▶ [EXERCISE OBJECTIVE]: Nothing but the pictures should be left out when you copy the records exactly.

Website and app data records
- Opening Delimiter -

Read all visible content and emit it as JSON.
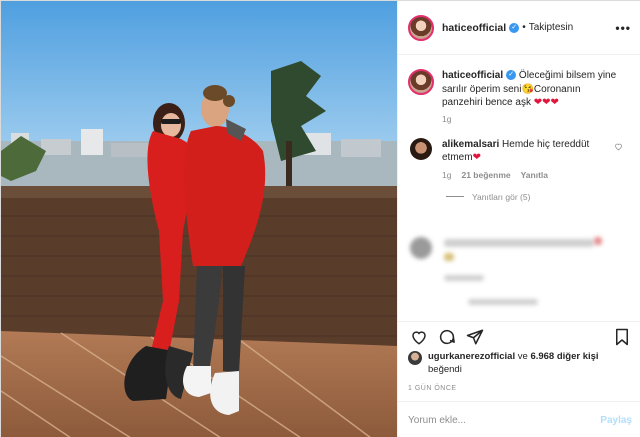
{
  "header": {
    "username": "haticeofficial",
    "separator": "•",
    "follow_status": "Takiptesin",
    "more_label": "•••"
  },
  "caption": {
    "username": "haticeofficial",
    "text_before_emoji": "Öleceğimi bilsem yine sarılır öperim seni",
    "text_after_emoji": "Coronanın panzehiri bence aşk",
    "hearts": "❤❤❤",
    "time": "1g"
  },
  "comment": {
    "username": "alikemalsari",
    "text": "Hemde hiç tereddüt etmem",
    "heart": "❤",
    "time": "1g",
    "likes": "21 beğenme",
    "reply_label": "Yanıtla",
    "view_replies": "Yanıtları gör (5)"
  },
  "likes": {
    "user": "ugurkanerezofficial",
    "connector": "ve",
    "count_text": "6.968 diğer kişi",
    "suffix": "beğendi"
  },
  "date": "1 GÜN ÖNCE",
  "comment_input": {
    "placeholder": "Yorum ekle...",
    "post_label": "Paylaş"
  },
  "icons": [
    "verified-icon",
    "more-icon",
    "heart-icon",
    "comment-icon",
    "share-icon",
    "bookmark-icon"
  ],
  "colors": {
    "accent_blue": "#3897f0",
    "heart_red": "#e0163c",
    "muted": "#8e8e8e",
    "post_disabled": "#b2dffc"
  }
}
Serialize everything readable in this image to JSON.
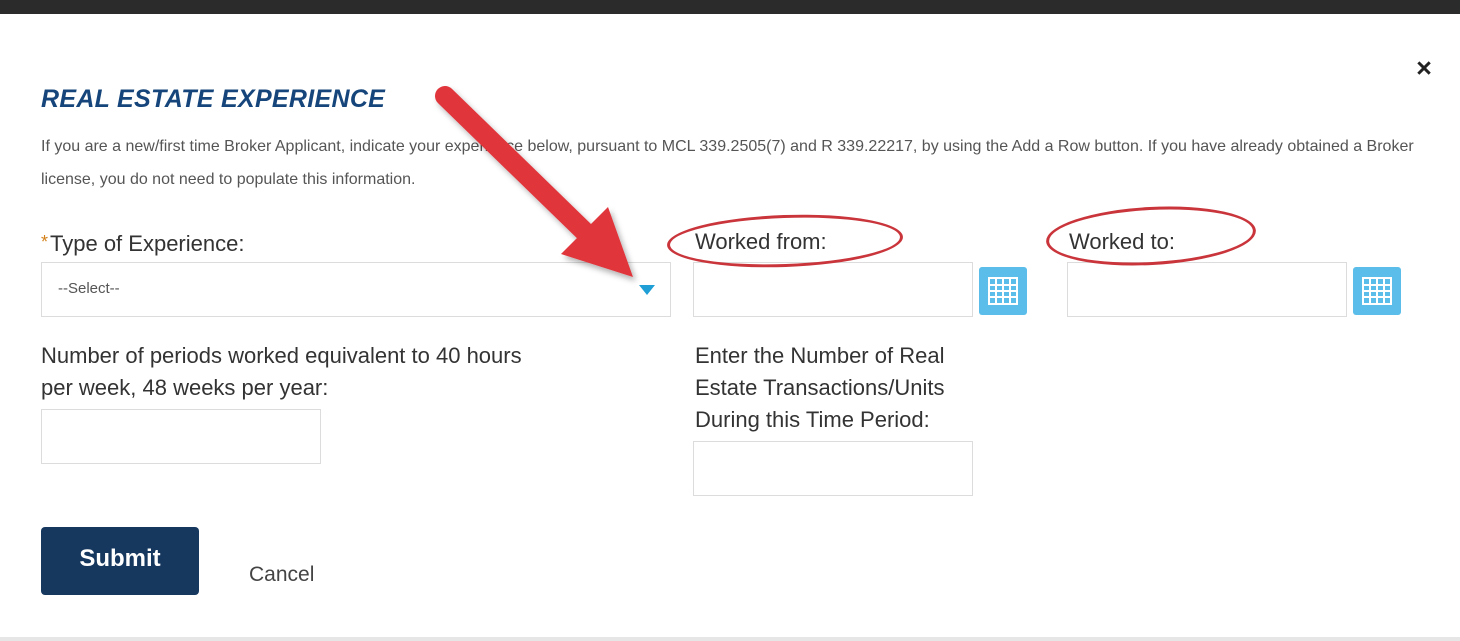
{
  "modal": {
    "close_glyph": "×",
    "title": "REAL ESTATE EXPERIENCE",
    "intro_text": "If you are a new/first time Broker Applicant, indicate your experience below, pursuant to MCL 339.2505(7) and R 339.22217, by using the Add a Row button. If you have already obtained a Broker license, you do not need to populate this information."
  },
  "form": {
    "type_of_experience": {
      "required_marker": "*",
      "label": "Type of Experience:",
      "selected_value": "--Select--"
    },
    "worked_from": {
      "label": "Worked from:",
      "value": ""
    },
    "worked_to": {
      "label": "Worked to:",
      "value": ""
    },
    "periods": {
      "label_line1": "Number of periods worked equivalent to 40 hours",
      "label_line2": "per week, 48 weeks per year:",
      "value": ""
    },
    "transactions": {
      "label_line1": "Enter the Number of Real",
      "label_line2": "Estate Transactions/Units",
      "label_line3": "During this Time Period:",
      "value": ""
    },
    "submit_label": "Submit",
    "cancel_label": "Cancel"
  },
  "icons": {
    "calendar": "calendar-icon",
    "close": "close-icon",
    "dropdown": "chevron-down-icon"
  },
  "colors": {
    "title": "#15457a",
    "submit_bg": "#16375e",
    "calendar_bg": "#5bbde9",
    "annotation": "#e0343a",
    "required": "#d4801a"
  }
}
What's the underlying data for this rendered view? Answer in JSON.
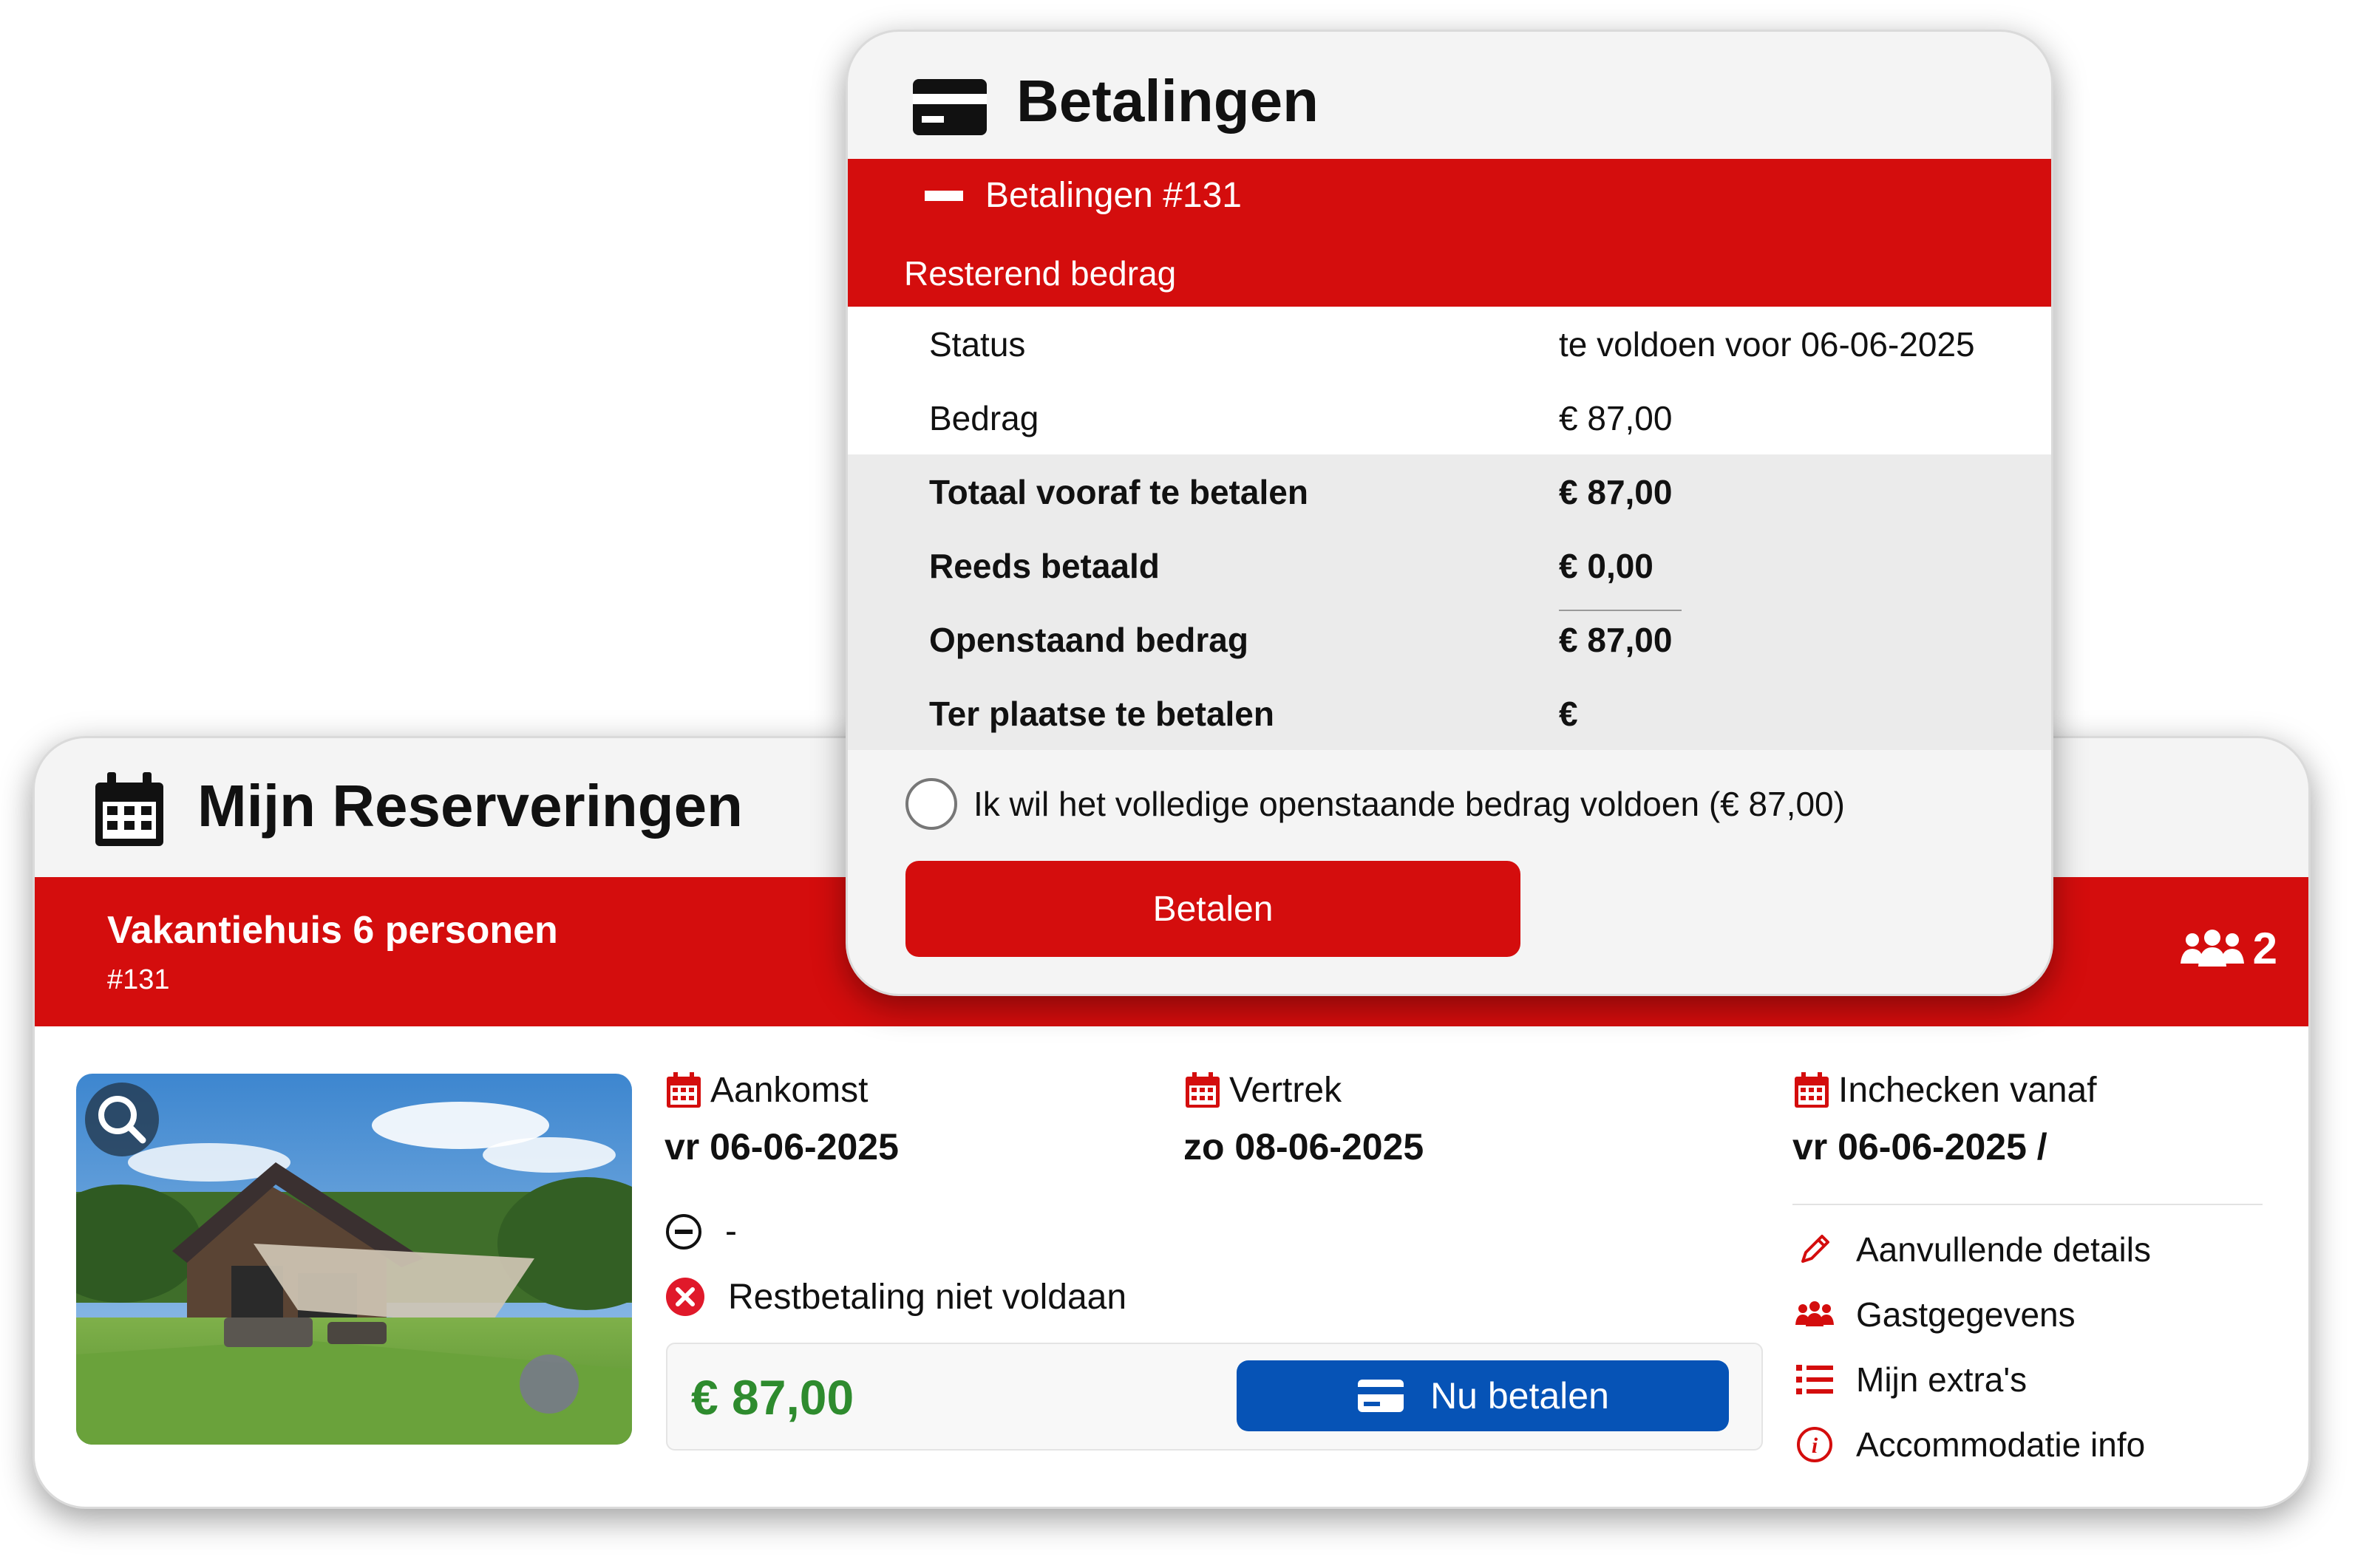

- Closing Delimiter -

▶ [TASK RESPONSE]:
Read all visible content and emit it as JSON.
{
  "header": {
    "username": "haticeofficial",
    "separator": "•",
    "follow_status": "Takiptesin",
    "more_label": "•••"
  },
  "caption": {
    "username": "haticeofficial",
    "text_before_emoji": "Öleceğimi bilsem yine sarılır öperim seni",
    "text_after_emoji": "Coronanın panzehiri bence aşk",
    "hearts": "❤❤❤",
    "time": "1g"
  },
  "comment": {
    "username": "alikemalsari",
    "text": "Hemde hiç tereddüt etmem",
    "heart": "❤",
    "time": "1g",
    "likes": "21 beğenme",
    "reply_label": "Yanıtla",
    "view_replies": "Yanıtları gör (5)"
  },
  "likes": {
    "user": "ugurkanerezofficial",
    "connector": "ve",
    "count_text": "6.968 diğer kişi",
    "suffix": "beğendi"
  },
  "date": "1 GÜN ÖNCE",
  "comment_input": {
    "placeholder": "Yorum ekle...",
    "post_label": "Paylaş"
  },
  "icons": [
    "verified-icon",
    "more-icon",
    "heart-icon",
    "comment-icon",
    "share-icon",
    "bookmark-icon"
  ],
  "colors": {
    "accent_blue": "#3897f0",
    "heart_red": "#e0163c",
    "muted": "#8e8e8e",
    "post_disabled": "#b2dffc"
  }
}
Serialize everything readable in this image to JSON.
{
  "modal": {
    "close_glyph": "×",
    "title": "REAL ESTATE EXPERIENCE",
    "intro_text": "If you are a new/first time Broker Applicant, indicate your experience below, pursuant to MCL 339.2505(7) and R 339.22217, by using the Add a Row button. If you have already obtained a Broker license, you do not need to populate this information."
  },
  "form": {
    "type_of_experience": {
      "required_marker": "*",
      "label": "Type of Experience:",
      "selected_value": "--Select--"
    },
    "worked_from": {
      "label": "Worked from:",
      "value": ""
    },
    "worked_to": {
      "label": "Worked to:",
      "value": ""
    },
    "periods": {
      "label_line1": "Number of periods worked equivalent to 40 hours",
      "label_line2": "per week, 48 weeks per year:",
      "value": ""
    },
    "transactions": {
      "label_line1": "Enter the Number of Real",
      "label_line2": "Estate Transactions/Units",
      "label_line3": "During this Time Period:",
      "value": ""
    },
    "submit_label": "Submit",
    "cancel_label": "Cancel"
  },
  "icons": {
    "calendar": "calendar-icon",
    "close": "close-icon",
    "dropdown": "chevron-down-icon"
  },
  "colors": {
    "title": "#15457a",
    "submit_bg": "#16375e",
    "calendar_bg": "#5bbde9",
    "annotation": "#e0343a",
    "required": "#d4801a"
  }
}
What's the underlying data for this rendered view? Answer in JSON.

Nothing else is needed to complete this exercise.